The problem: Restate the full set of records exactly, word for word.

BEGIN Information shown

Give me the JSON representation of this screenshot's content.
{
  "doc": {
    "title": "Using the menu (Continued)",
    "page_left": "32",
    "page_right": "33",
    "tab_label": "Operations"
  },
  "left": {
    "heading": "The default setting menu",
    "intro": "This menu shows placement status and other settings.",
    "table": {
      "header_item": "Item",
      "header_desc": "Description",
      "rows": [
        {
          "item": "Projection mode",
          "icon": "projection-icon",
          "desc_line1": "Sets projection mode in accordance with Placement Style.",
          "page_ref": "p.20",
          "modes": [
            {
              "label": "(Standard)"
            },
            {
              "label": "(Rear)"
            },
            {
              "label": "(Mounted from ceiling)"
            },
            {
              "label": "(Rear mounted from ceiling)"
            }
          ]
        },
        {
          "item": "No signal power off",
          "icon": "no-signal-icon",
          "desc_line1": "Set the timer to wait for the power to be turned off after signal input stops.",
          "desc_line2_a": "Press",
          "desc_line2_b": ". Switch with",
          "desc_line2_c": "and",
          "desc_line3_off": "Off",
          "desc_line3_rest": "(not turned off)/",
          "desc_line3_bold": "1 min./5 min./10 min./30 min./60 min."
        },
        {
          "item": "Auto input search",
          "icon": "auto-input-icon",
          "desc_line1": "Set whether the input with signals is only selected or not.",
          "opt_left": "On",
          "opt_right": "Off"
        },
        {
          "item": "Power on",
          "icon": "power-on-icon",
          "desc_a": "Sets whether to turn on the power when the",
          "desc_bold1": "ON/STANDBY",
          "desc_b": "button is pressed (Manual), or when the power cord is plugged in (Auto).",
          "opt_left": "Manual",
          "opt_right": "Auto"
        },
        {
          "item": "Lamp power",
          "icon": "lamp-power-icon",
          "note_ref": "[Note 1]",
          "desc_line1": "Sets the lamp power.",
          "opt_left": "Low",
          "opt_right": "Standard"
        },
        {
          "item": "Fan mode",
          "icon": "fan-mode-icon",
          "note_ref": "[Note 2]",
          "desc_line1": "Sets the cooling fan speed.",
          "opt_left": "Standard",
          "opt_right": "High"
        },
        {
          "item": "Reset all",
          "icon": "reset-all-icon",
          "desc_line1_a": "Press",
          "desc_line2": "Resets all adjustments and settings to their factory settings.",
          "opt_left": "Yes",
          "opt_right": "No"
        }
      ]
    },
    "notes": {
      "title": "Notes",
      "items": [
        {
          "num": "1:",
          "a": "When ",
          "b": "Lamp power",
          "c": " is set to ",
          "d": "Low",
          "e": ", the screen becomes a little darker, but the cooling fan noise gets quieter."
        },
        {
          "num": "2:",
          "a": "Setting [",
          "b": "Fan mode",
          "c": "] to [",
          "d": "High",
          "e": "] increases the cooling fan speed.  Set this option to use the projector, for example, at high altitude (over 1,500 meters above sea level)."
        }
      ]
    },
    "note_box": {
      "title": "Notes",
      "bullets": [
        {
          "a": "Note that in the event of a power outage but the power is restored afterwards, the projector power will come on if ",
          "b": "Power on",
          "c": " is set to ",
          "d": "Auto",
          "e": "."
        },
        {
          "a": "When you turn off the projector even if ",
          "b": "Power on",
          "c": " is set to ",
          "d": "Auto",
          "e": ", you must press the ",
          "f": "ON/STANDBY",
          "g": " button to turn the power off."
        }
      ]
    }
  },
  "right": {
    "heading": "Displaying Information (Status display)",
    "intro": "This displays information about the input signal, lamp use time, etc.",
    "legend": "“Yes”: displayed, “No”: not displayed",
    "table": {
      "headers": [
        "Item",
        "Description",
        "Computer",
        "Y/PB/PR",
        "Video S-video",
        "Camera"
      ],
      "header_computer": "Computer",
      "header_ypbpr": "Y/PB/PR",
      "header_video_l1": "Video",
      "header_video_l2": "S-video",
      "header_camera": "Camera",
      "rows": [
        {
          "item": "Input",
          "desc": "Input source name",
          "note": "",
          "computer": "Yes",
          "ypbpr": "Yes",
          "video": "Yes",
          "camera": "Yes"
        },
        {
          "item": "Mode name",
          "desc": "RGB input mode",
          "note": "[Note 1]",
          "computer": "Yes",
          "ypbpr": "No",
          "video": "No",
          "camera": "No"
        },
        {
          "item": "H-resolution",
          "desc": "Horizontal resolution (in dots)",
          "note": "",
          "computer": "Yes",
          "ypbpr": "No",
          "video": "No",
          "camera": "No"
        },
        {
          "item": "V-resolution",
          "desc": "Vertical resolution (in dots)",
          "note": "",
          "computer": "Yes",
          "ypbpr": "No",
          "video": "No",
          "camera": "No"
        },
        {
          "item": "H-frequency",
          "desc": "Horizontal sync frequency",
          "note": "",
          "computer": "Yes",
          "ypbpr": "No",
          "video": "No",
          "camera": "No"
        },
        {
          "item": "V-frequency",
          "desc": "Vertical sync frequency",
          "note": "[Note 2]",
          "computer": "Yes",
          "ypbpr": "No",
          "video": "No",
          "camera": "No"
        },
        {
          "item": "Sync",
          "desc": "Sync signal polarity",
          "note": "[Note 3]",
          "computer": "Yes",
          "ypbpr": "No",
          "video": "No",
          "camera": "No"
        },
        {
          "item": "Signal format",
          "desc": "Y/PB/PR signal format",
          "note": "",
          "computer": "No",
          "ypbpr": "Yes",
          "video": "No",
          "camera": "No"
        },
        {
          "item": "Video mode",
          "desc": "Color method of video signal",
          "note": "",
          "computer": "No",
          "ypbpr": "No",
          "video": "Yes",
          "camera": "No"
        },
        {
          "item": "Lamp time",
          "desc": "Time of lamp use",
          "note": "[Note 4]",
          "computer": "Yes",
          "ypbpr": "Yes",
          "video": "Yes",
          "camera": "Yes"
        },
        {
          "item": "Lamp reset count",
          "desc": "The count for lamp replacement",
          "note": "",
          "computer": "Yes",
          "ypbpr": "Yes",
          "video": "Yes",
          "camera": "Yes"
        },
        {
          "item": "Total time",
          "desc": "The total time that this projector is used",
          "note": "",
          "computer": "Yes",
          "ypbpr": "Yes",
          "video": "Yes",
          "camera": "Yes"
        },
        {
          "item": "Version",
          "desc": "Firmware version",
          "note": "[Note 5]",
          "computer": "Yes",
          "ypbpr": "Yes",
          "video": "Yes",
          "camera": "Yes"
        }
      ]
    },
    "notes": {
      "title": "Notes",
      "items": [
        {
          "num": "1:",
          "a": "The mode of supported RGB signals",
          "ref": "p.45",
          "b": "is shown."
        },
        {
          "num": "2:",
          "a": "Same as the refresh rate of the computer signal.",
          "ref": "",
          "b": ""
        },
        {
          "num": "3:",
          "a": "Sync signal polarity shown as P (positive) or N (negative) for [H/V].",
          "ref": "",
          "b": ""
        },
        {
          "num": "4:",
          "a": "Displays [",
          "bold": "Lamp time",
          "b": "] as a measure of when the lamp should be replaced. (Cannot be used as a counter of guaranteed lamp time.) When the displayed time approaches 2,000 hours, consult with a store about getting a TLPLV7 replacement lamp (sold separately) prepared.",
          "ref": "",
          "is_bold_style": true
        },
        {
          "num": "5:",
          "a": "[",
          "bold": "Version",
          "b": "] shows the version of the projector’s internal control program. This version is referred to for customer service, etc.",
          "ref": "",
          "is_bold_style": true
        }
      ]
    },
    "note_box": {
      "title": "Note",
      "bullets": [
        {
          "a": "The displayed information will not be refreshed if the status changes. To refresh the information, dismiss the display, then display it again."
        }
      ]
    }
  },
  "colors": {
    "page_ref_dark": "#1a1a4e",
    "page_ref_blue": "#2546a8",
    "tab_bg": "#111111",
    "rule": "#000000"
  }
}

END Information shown

Response to the task:
Give me the JSON representation of this screenshot's content.
{
  "doc": {
    "title": "Using the menu (Continued)",
    "page_left": "32",
    "page_right": "33",
    "tab_label": "Operations"
  },
  "left": {
    "heading": "The default setting menu",
    "intro": "This menu shows placement status and other settings.",
    "table": {
      "header_item": "Item",
      "header_desc": "Description",
      "rows": [
        {
          "item": "Projection mode",
          "icon": "projection-icon",
          "desc_line1": "Sets projection mode in accordance with Placement Style.",
          "page_ref": "p.20",
          "modes": [
            {
              "label": "(Standard)"
            },
            {
              "label": "(Rear)"
            },
            {
              "label": "(Mounted from ceiling)"
            },
            {
              "label": "(Rear mounted from ceiling)"
            }
          ]
        },
        {
          "item": "No signal power off",
          "icon": "no-signal-icon",
          "desc_line1": "Set the timer to wait for the power to be turned off after signal input stops.",
          "desc_line2_a": "Press",
          "desc_line2_b": ". Switch with",
          "desc_line2_c": "and",
          "desc_line3_off": "Off",
          "desc_line3_rest": "(not turned off)/",
          "desc_line3_bold": "1 min./5 min./10 min./30 min./60 min."
        },
        {
          "item": "Auto input search",
          "icon": "auto-input-icon",
          "desc_line1": "Set whether the input with signals is only selected or not.",
          "opt_left": "On",
          "opt_right": "Off"
        },
        {
          "item": "Power on",
          "icon": "power-on-icon",
          "desc_a": "Sets whether to turn on the power when the",
          "desc_bold1": "ON/STANDBY",
          "desc_b": "button is pressed (Manual), or when the power cord is plugged in (Auto).",
          "opt_left": "Manual",
          "opt_right": "Auto"
        },
        {
          "item": "Lamp power",
          "icon": "lamp-power-icon",
          "note_ref": "[Note 1]",
          "desc_line1": "Sets the lamp power.",
          "opt_left": "Low",
          "opt_right": "Standard"
        },
        {
          "item": "Fan mode",
          "icon": "fan-mode-icon",
          "note_ref": "[Note 2]",
          "desc_line1": "Sets the cooling fan speed.",
          "opt_left": "Standard",
          "opt_right": "High"
        },
        {
          "item": "Reset all",
          "icon": "reset-all-icon",
          "desc_line1_a": "Press",
          "desc_line2": "Resets all adjustments and settings to their factory settings.",
          "opt_left": "Yes",
          "opt_right": "No"
        }
      ]
    },
    "notes": {
      "title": "Notes",
      "items": [
        {
          "num": "1:",
          "a": "When ",
          "b": "Lamp power",
          "c": " is set to ",
          "d": "Low",
          "e": ", the screen becomes a little darker, but the cooling fan noise gets quieter."
        },
        {
          "num": "2:",
          "a": "Setting [",
          "b": "Fan mode",
          "c": "] to [",
          "d": "High",
          "e": "] increases the cooling fan speed.  Set this option to use the projector, for example, at high altitude (over 1,500 meters above sea level)."
        }
      ]
    },
    "note_box": {
      "title": "Notes",
      "bullets": [
        {
          "a": "Note that in the event of a power outage but the power is restored afterwards, the projector power will come on if ",
          "b": "Power on",
          "c": " is set to ",
          "d": "Auto",
          "e": "."
        },
        {
          "a": "When you turn off the projector even if ",
          "b": "Power on",
          "c": " is set to ",
          "d": "Auto",
          "e": ", you must press the ",
          "f": "ON/STANDBY",
          "g": " button to turn the power off."
        }
      ]
    }
  },
  "right": {
    "heading": "Displaying Information (Status display)",
    "intro": "This displays information about the input signal, lamp use time, etc.",
    "legend": "“Yes”: displayed, “No”: not displayed",
    "table": {
      "headers": [
        "Item",
        "Description",
        "Computer",
        "Y/PB/PR",
        "Video S-video",
        "Camera"
      ],
      "header_computer": "Computer",
      "header_ypbpr": "Y/PB/PR",
      "header_video_l1": "Video",
      "header_video_l2": "S-video",
      "header_camera": "Camera",
      "rows": [
        {
          "item": "Input",
          "desc": "Input source name",
          "note": "",
          "computer": "Yes",
          "ypbpr": "Yes",
          "video": "Yes",
          "camera": "Yes"
        },
        {
          "item": "Mode name",
          "desc": "RGB input mode",
          "note": "[Note 1]",
          "computer": "Yes",
          "ypbpr": "No",
          "video": "No",
          "camera": "No"
        },
        {
          "item": "H-resolution",
          "desc": "Horizontal resolution (in dots)",
          "note": "",
          "computer": "Yes",
          "ypbpr": "No",
          "video": "No",
          "camera": "No"
        },
        {
          "item": "V-resolution",
          "desc": "Vertical resolution (in dots)",
          "note": "",
          "computer": "Yes",
          "ypbpr": "No",
          "video": "No",
          "camera": "No"
        },
        {
          "item": "H-frequency",
          "desc": "Horizontal sync frequency",
          "note": "",
          "computer": "Yes",
          "ypbpr": "No",
          "video": "No",
          "camera": "No"
        },
        {
          "item": "V-frequency",
          "desc": "Vertical sync frequency",
          "note": "[Note 2]",
          "computer": "Yes",
          "ypbpr": "No",
          "video": "No",
          "camera": "No"
        },
        {
          "item": "Sync",
          "desc": "Sync signal polarity",
          "note": "[Note 3]",
          "computer": "Yes",
          "ypbpr": "No",
          "video": "No",
          "camera": "No"
        },
        {
          "item": "Signal format",
          "desc": "Y/PB/PR signal format",
          "note": "",
          "computer": "No",
          "ypbpr": "Yes",
          "video": "No",
          "camera": "No"
        },
        {
          "item": "Video mode",
          "desc": "Color method of video signal",
          "note": "",
          "computer": "No",
          "ypbpr": "No",
          "video": "Yes",
          "camera": "No"
        },
        {
          "item": "Lamp time",
          "desc": "Time of lamp use",
          "note": "[Note 4]",
          "computer": "Yes",
          "ypbpr": "Yes",
          "video": "Yes",
          "camera": "Yes"
        },
        {
          "item": "Lamp reset count",
          "desc": "The count for lamp replacement",
          "note": "",
          "computer": "Yes",
          "ypbpr": "Yes",
          "video": "Yes",
          "camera": "Yes"
        },
        {
          "item": "Total time",
          "desc": "The total time that this projector is used",
          "note": "",
          "computer": "Yes",
          "ypbpr": "Yes",
          "video": "Yes",
          "camera": "Yes"
        },
        {
          "item": "Version",
          "desc": "Firmware version",
          "note": "[Note 5]",
          "computer": "Yes",
          "ypbpr": "Yes",
          "video": "Yes",
          "camera": "Yes"
        }
      ]
    },
    "notes": {
      "title": "Notes",
      "items": [
        {
          "num": "1:",
          "a": "The mode of supported RGB signals",
          "ref": "p.45",
          "b": "is shown."
        },
        {
          "num": "2:",
          "a": "Same as the refresh rate of the computer signal.",
          "ref": "",
          "b": ""
        },
        {
          "num": "3:",
          "a": "Sync signal polarity shown as P (positive) or N (negative) for [H/V].",
          "ref": "",
          "b": ""
        },
        {
          "num": "4:",
          "a": "Displays [",
          "bold": "Lamp time",
          "b": "] as a measure of when the lamp should be replaced. (Cannot be used as a counter of guaranteed lamp time.) When the displayed time approaches 2,000 hours, consult with a store about getting a TLPLV7 replacement lamp (sold separately) prepared.",
          "ref": "",
          "is_bold_style": true
        },
        {
          "num": "5:",
          "a": "[",
          "bold": "Version",
          "b": "] shows the version of the projector’s internal control program. This version is referred to for customer service, etc.",
          "ref": "",
          "is_bold_style": true
        }
      ]
    },
    "note_box": {
      "title": "Note",
      "bullets": [
        {
          "a": "The displayed information will not be refreshed if the status changes. To refresh the information, dismiss the display, then display it again."
        }
      ]
    }
  },
  "colors": {
    "page_ref_dark": "#1a1a4e",
    "page_ref_blue": "#2546a8",
    "tab_bg": "#111111",
    "rule": "#000000"
  }
}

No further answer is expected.